When Air Labrador ceased to exist last week, its longest serving pilot figured that was as good a time as any to end his highly respected career. Lester Powell spent 44 years engaged in some of the most challenging flying on Earth, ensuring people and freight could move in and out of the far-flung communities of northern Labrador and Quebec. “When you’ve flown in as much weather — and often without [instrument flight rules and] things like that — and you’re able to hang up your headset and still be here and be safe, it’s worth celebrating,” Dempster said. Although he spent more than four decades and 35,000 flight hours at Air Labrador, he was only there for half of the airline’s life. It was founded in 1948 and was one of the longest lived airlines in the world until last week when it became part of a new venture called Air Borealis.
Air Borealis is the amalgamation of Air Labrador, which is owned by the Inuit-owned Nunatsiavut Group of Companies and Innu Mikun, owned by the Innu Development Limited Partnership. Innu Mikun was run by PAL Airlines and the new airline will be run by PAL. The amalgamation has created a monopoly but rather than compete for passengers the schedules of the two carriers can be adjusted to provide expanded service.
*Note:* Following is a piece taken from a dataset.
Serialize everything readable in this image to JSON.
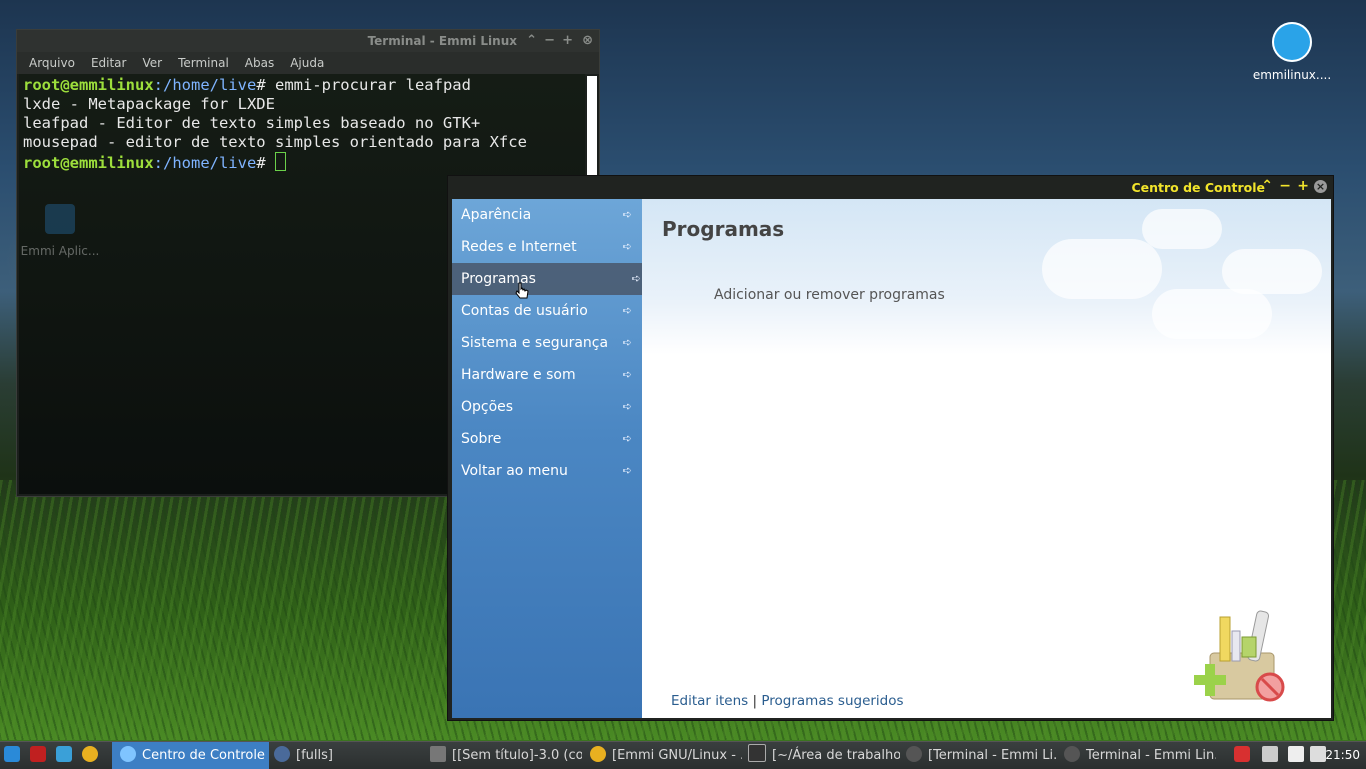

New flights will be added and the greater availability of aircraft will ensure faster response times for needed services. Innu and Inuit residents will get discounted fares on Air Borealis.